Blake Caulder

Blake is a North Carolina native who was born in Marion, but grew up in Rutherfordton. While he was truly blessed to be raised in a loving, caring, and stable home, Blake realized at a young age that not everyone had that opportunity and always had a heart to help his friends who were hurting. Upon graduating high school, Blake began working with his father who has a real estate office in Bat Cave, North Carolina, while at the same time, attending Gardner-Webb University. Blake was seeking what direction to go with his career. At the time, the most reasonable thing appeared to be to join his father in his real estate practice. But putting aside the financial aspect and given his passion to help people, Blake wanted to do something that would allow him to take that passion to a whole other level. That's when Blake found the practice of law. Upon graduating from GWU with a Bachelor of Science degree in Accounting, Blake was accepted to Elon Law School and was a recipient of a Presidential Scholarship.
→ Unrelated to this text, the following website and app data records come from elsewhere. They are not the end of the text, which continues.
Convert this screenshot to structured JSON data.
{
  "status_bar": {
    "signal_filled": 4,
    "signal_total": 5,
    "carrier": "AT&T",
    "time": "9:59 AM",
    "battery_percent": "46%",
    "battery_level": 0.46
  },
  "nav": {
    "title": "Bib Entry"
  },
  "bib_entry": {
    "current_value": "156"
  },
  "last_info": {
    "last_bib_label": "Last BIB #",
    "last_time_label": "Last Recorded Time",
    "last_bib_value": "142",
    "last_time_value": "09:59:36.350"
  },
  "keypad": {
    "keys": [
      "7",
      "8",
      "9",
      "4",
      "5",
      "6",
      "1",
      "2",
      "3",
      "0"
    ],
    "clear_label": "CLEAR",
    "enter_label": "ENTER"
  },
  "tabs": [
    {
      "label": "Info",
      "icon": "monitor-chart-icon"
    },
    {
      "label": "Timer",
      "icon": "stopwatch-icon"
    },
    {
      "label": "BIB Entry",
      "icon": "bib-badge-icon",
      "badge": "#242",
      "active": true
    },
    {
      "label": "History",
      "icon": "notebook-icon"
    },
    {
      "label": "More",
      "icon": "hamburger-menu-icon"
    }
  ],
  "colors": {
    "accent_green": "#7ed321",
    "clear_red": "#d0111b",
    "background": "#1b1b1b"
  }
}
After completing his first year of law school at Elon, Blake transferred to Charlotte School of Law to be closer to home and his wife. As an attorney, Blake genuinely cares about each individual client. His first and foremost goal is to help every client achieve the best possible outcome in their case and he strives to make a difference in their lives. Blake practices in the areas of family law, criminal defense, civil litigation, personal injury, and estate planning. While attending law school, Blake acquired significant legal experience in multiple practice areas by interning with both the law firm of Tomblin, Farmer and Morris, PLLC and the legal department of Family Dollar. In addition, Blake defended clients in criminal cases through Charlotte School of Law's Criminal Justice Clinic and provided legal services to individuals who were starting businesses through the school's Entrepreneurship Clinic. When not practicing law, Blake loves being involved in the community, participating in the local prison ministry and community service opportunities. He is grateful to have a wonderful wife, Daniella, and they are blessed with two children, Coleman Blake and Candrea Renea.